And yet, many Americans’ housing options are already limited because they can barely afford the housing they have. According to the 2009 American Community Survey, more than half of all renters (18.5 million) already spend more than 30 percent of their income on rent and 26 percent of renters shoulder housing costs exceeding half their earnings. To make matters worse, only about a quarter of eligible households can expect to receive any federal housing assistance.
Under these circumstances, families who want to move to better neighborhoods only have a few options: raise their household income, move into a smaller place, or both. “Doubling-up” with a working friend or family member is one way to quickly boost household income and multiply housing options. And many people might consider renting a more modestly sized apartment if it meant living close to work, in a lower-crime neighborhood, or near a school that is a better fit for a child.
Unfortunately, these choices are often not available to low-income folks because of inflexible rental occupancy standards. The two-person-per-bedroom convention, which tends to be more strictly followed in better neighborhoods, essentially denies many families the right to trade off size for location and quality. The only way many low-income families can access better housing options is to pay more, which may make rent burdensome or simply put the unit out of reach altogether.

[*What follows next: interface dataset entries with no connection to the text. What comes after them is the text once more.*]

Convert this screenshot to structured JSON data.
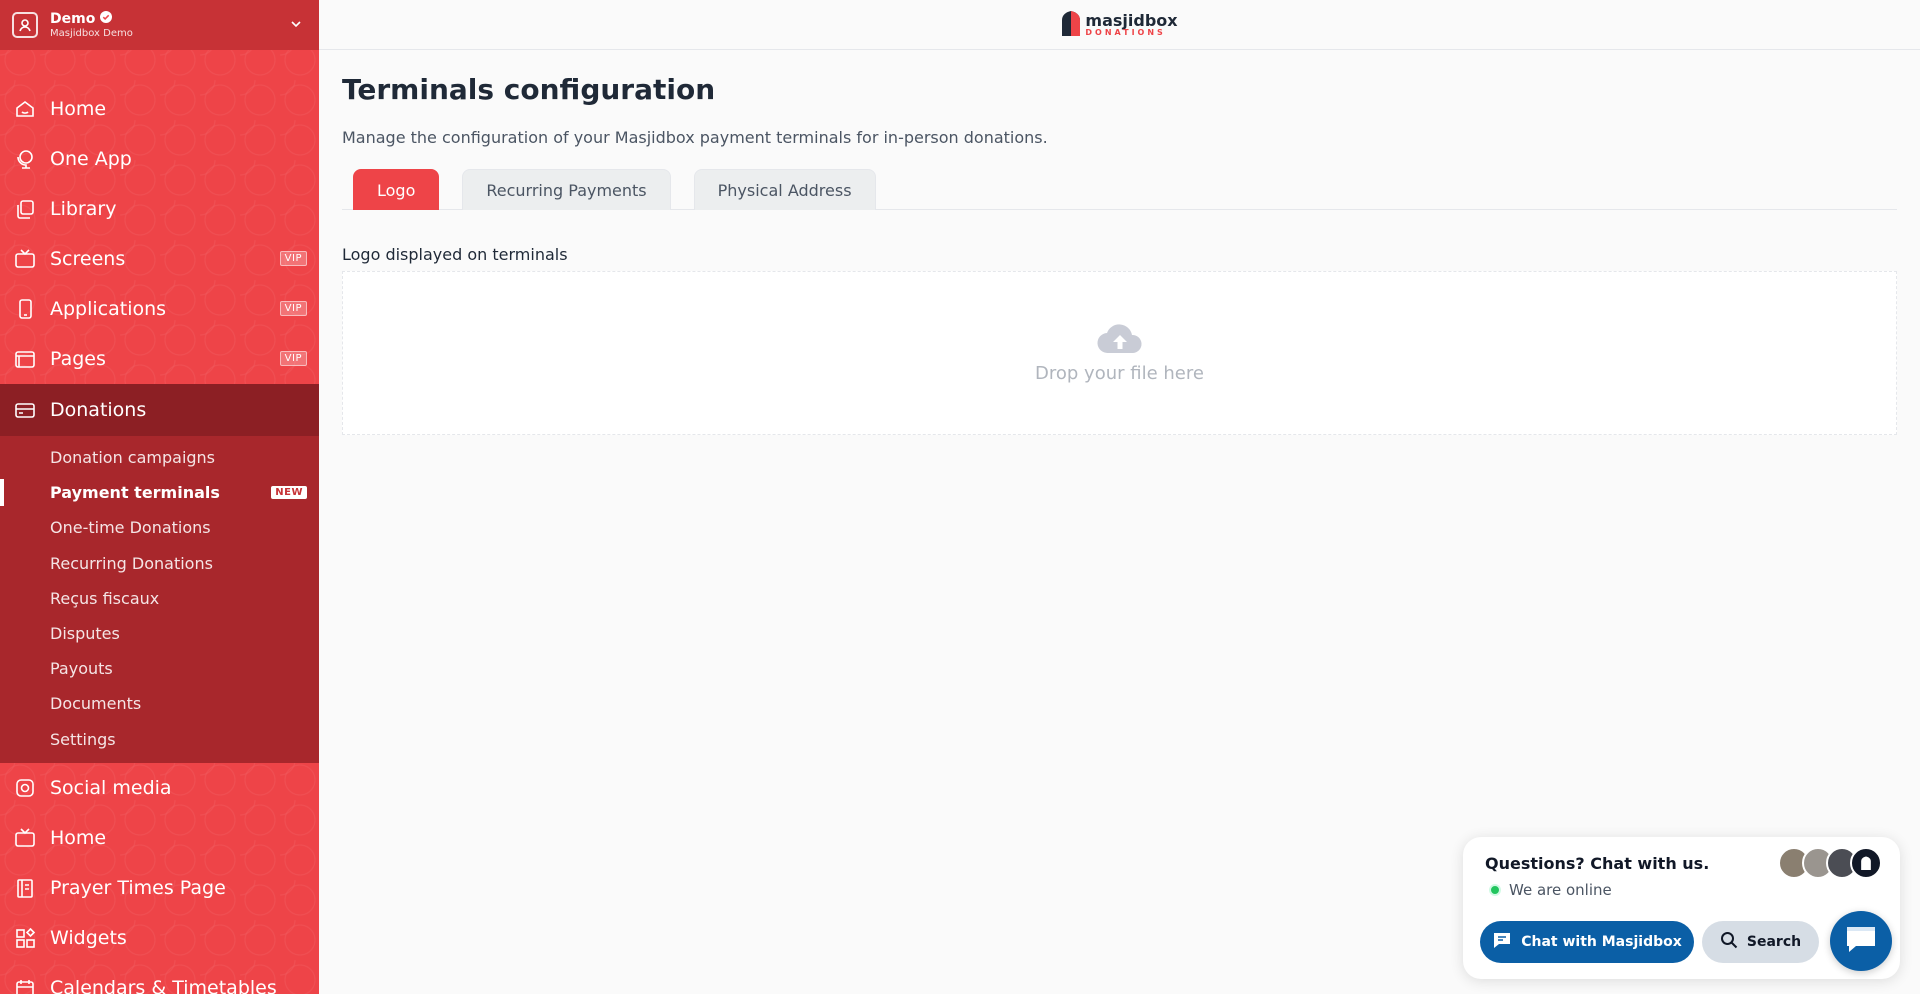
{
  "sidebar": {
    "org_name": "Demo",
    "org_sub": "Masjidbox Demo",
    "items_top": [
      {
        "label": "Home",
        "icon": "home-icon"
      },
      {
        "label": "One App",
        "icon": "globe-icon"
      },
      {
        "label": "Library",
        "icon": "library-icon"
      },
      {
        "label": "Screens",
        "icon": "tv-icon",
        "badge": "VIP"
      },
      {
        "label": "Applications",
        "icon": "phone-icon",
        "badge": "VIP"
      },
      {
        "label": "Pages",
        "icon": "browser-icon",
        "badge": "VIP"
      }
    ],
    "active": {
      "label": "Donations",
      "icon": "card-icon"
    },
    "sub_items": [
      {
        "label": "Donation campaigns"
      },
      {
        "label": "Payment terminals",
        "badge": "NEW"
      },
      {
        "label": "One-time Donations"
      },
      {
        "label": "Recurring Donations"
      },
      {
        "label": "Reçus fiscaux"
      },
      {
        "label": "Disputes"
      },
      {
        "label": "Payouts"
      },
      {
        "label": "Documents"
      },
      {
        "label": "Settings"
      }
    ],
    "items_bottom": [
      {
        "label": "Social media",
        "icon": "instagram-icon"
      },
      {
        "label": "Home",
        "icon": "tv-icon"
      },
      {
        "label": "Prayer Times Page",
        "icon": "book-icon"
      },
      {
        "label": "Widgets",
        "icon": "widgets-icon"
      },
      {
        "label": "Calendars & Timetables",
        "icon": "calendar-icon"
      }
    ]
  },
  "topbar": {
    "logo_main": "masjidbox",
    "logo_sub": "DONATIONS"
  },
  "main": {
    "title": "Terminals configuration",
    "description": "Manage the configuration of your Masjidbox payment terminals for in-person donations.",
    "tabs": [
      {
        "label": "Logo",
        "active": true
      },
      {
        "label": "Recurring Payments",
        "active": false
      },
      {
        "label": "Physical Address",
        "active": false
      }
    ],
    "field_label": "Logo displayed on terminals",
    "dropzone_text": "Drop your file here"
  },
  "chat": {
    "title": "Questions? Chat with us.",
    "status": "We are online",
    "chat_button": "Chat with Masjidbox",
    "search_button": "Search"
  },
  "colors": {
    "brand_red": "#ee4448",
    "dark_red": "#8c1f24",
    "chat_blue": "#0b5fa6"
  }
}
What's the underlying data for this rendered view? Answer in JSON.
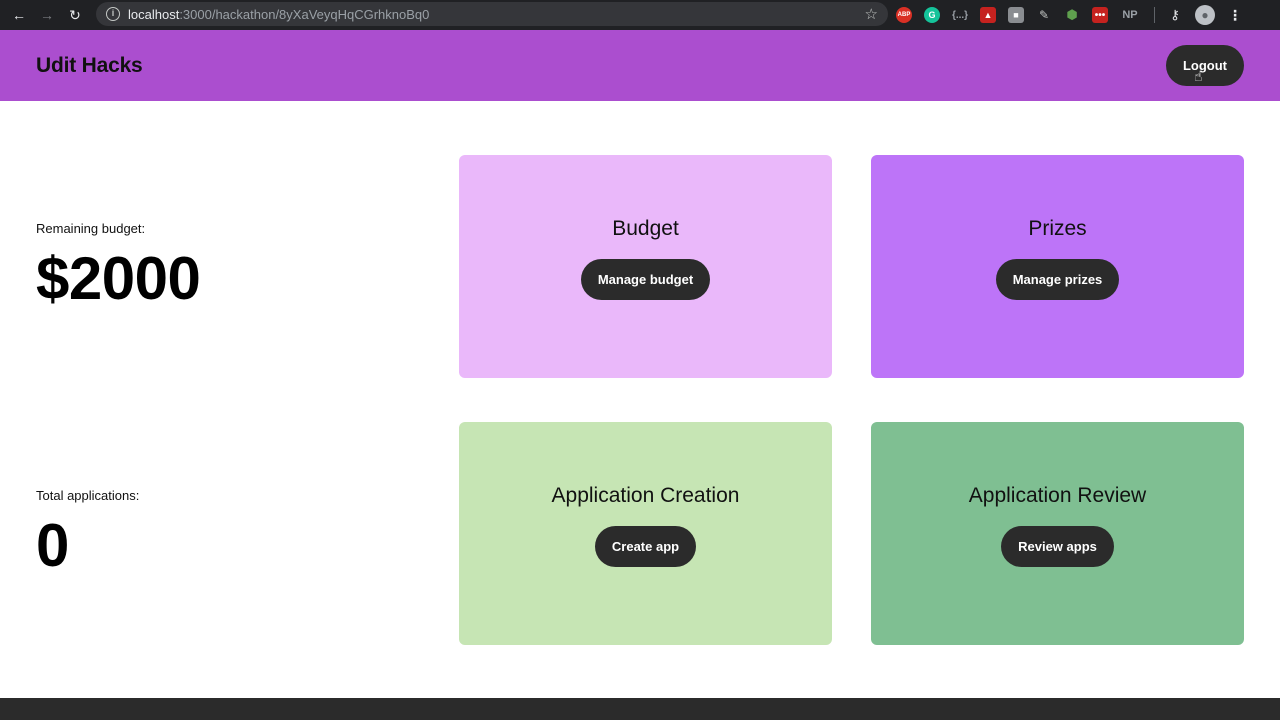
{
  "browser": {
    "url_host": "localhost",
    "url_path": ":3000/hackathon/8yXaVeyqHqCGrhknoBq0",
    "extensions": [
      {
        "name": "abp",
        "text": "ABP"
      },
      {
        "name": "grammarly",
        "text": "G"
      },
      {
        "name": "braces",
        "text": "{...}"
      },
      {
        "name": "np",
        "text": "NP"
      }
    ]
  },
  "header": {
    "brand": "Udit Hacks",
    "logout_label": "Logout",
    "color": "#ab4ecf"
  },
  "stats": [
    {
      "label": "Remaining budget:",
      "value": "$2000"
    },
    {
      "label": "Total applications:",
      "value": "0"
    }
  ],
  "cards": [
    {
      "title": "Budget",
      "button": "Manage budget",
      "color": "#eab8fa"
    },
    {
      "title": "Prizes",
      "button": "Manage prizes",
      "color": "#bd74f8"
    },
    {
      "title": "Application Creation",
      "button": "Create app",
      "color": "#c6e5b4"
    },
    {
      "title": "Application Review",
      "button": "Review apps",
      "color": "#7fbf92"
    }
  ]
}
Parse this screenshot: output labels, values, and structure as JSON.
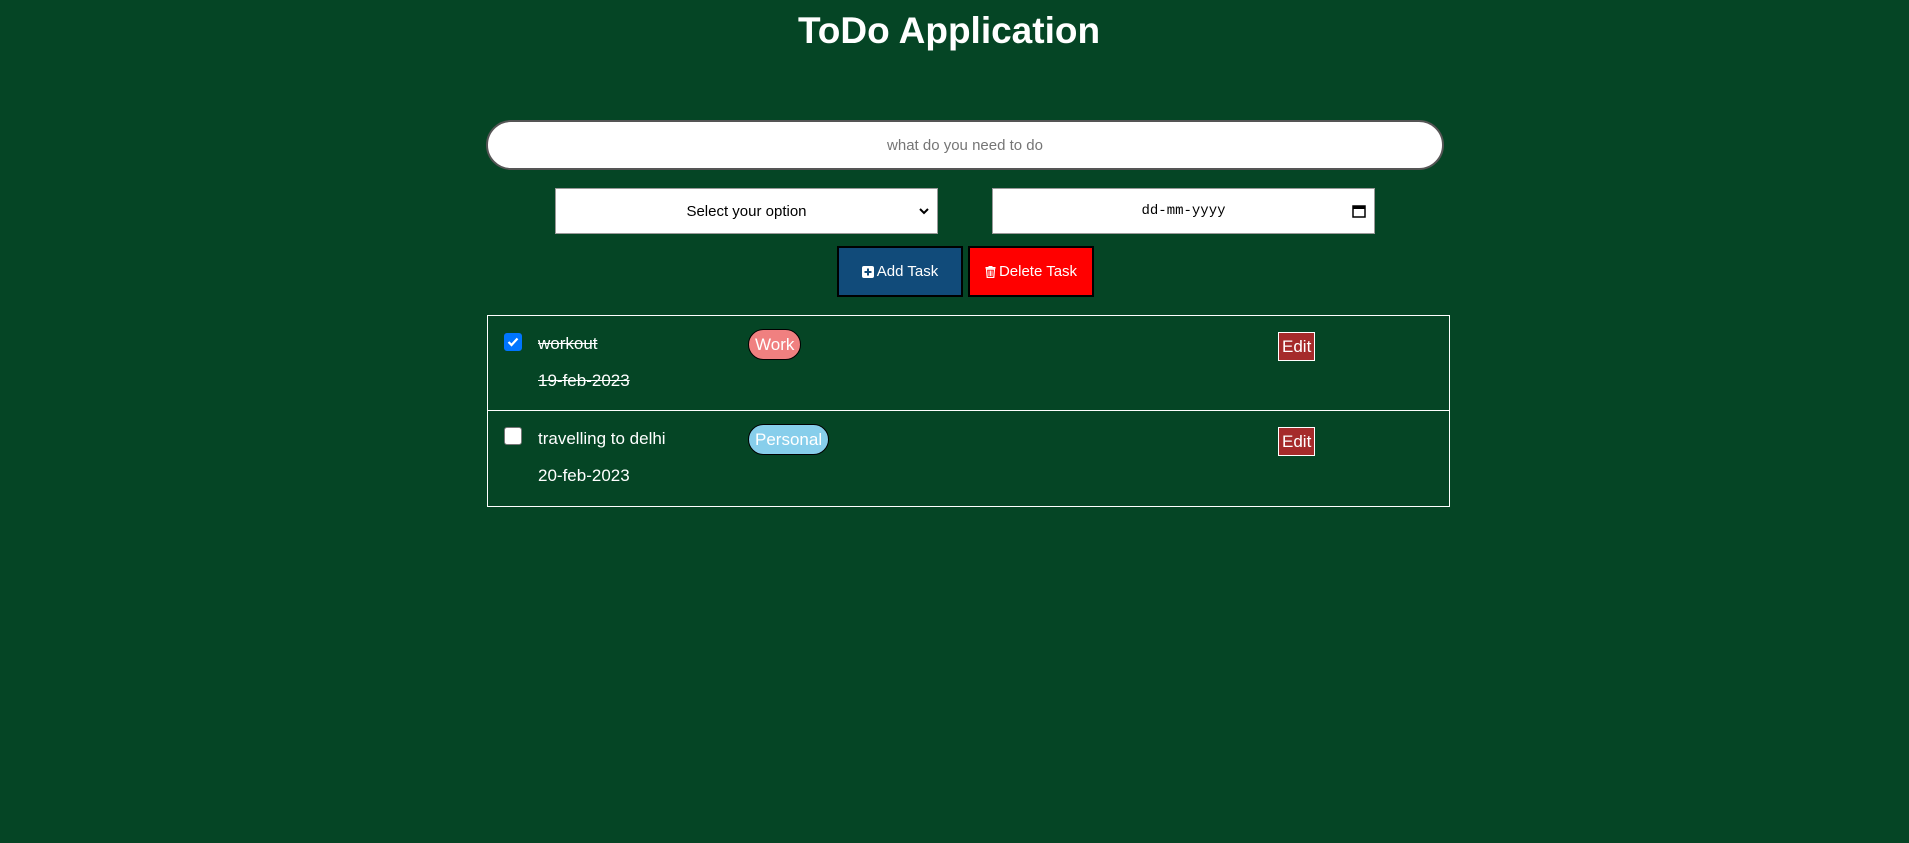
{
  "app": {
    "title": "ToDo Application"
  },
  "form": {
    "task_input": {
      "value": "",
      "placeholder": "what do you need to do"
    },
    "category_select": {
      "selected": "Select your option",
      "icon": "chevron-down-icon"
    },
    "date_input": {
      "value": "dd-mm-yyyy",
      "icon": "calendar-icon"
    }
  },
  "actions": {
    "add_label": "Add Task",
    "add_icon": "plus-square-icon",
    "delete_label": "Delete Task",
    "delete_icon": "trash-icon"
  },
  "tasks": [
    {
      "name": "workout",
      "date": "19-feb-2023",
      "category": "Work",
      "completed": true,
      "edit_label": "Edit"
    },
    {
      "name": "travelling to delhi",
      "date": "20-feb-2023",
      "category": "Personal",
      "completed": false,
      "edit_label": "Edit"
    }
  ],
  "colors": {
    "background": "#054525",
    "add_button": "#114b7a",
    "delete_button": "#ff0000",
    "edit_button": "#a52a2a",
    "tag_work": "#f08080",
    "tag_personal": "#87ceeb",
    "checkbox_checked": "#0075ff"
  }
}
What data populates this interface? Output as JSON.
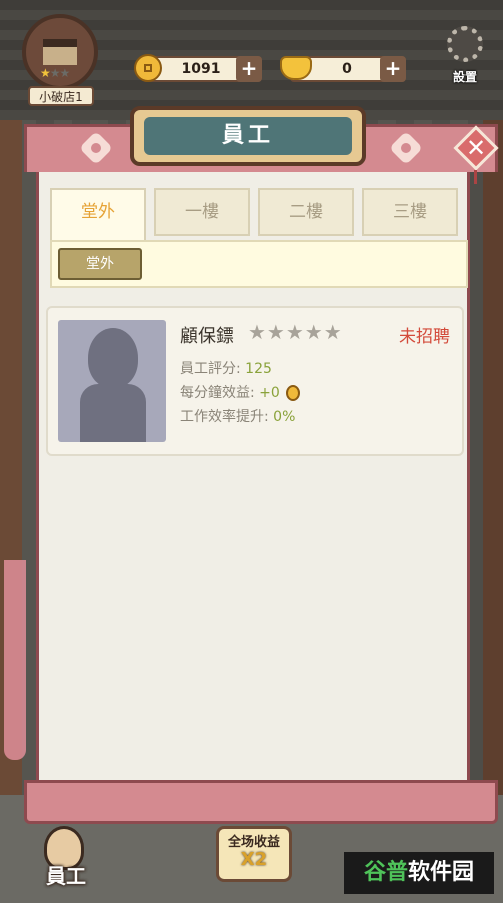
{
  "shop": {
    "name": "小破店1",
    "stars_filled": 1,
    "stars_total": 3
  },
  "resources": {
    "coins": "1091",
    "ingots": "0",
    "plus": "+"
  },
  "settings_label": "設置",
  "panel": {
    "title": "員工",
    "close_symbol": "✕"
  },
  "tabs": [
    {
      "label": "堂外",
      "active": true
    },
    {
      "label": "一樓",
      "active": false
    },
    {
      "label": "二樓",
      "active": false
    },
    {
      "label": "三樓",
      "active": false
    }
  ],
  "subtab": {
    "label": "堂外"
  },
  "staff": [
    {
      "name": "顧保鏢",
      "stars": "★★★★★",
      "status": "未招聘",
      "rating_label": "員工評分:",
      "rating_value": "125",
      "income_label": "每分鐘效益:",
      "income_value": "+0",
      "efficiency_label": "工作效率提升:",
      "efficiency_value": "0%"
    }
  ],
  "bottom": {
    "staff_label": "員工",
    "boost_line1": "全场收益",
    "boost_line2": "X2"
  },
  "watermark": {
    "part1": "谷普",
    "part2": "软件园"
  },
  "colors": {
    "accent_pink": "#d48a90",
    "title_teal": "#4f7577",
    "status_red": "#d34a3a",
    "value_green": "#8aa23a",
    "tab_active": "#e6a336"
  }
}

All things equal, more space is always desirable. But should size always trump affordability, neighborhood quality, or location? Maybe it’s time to better understand what that trade-off actually means for the housing options of struggling Americans.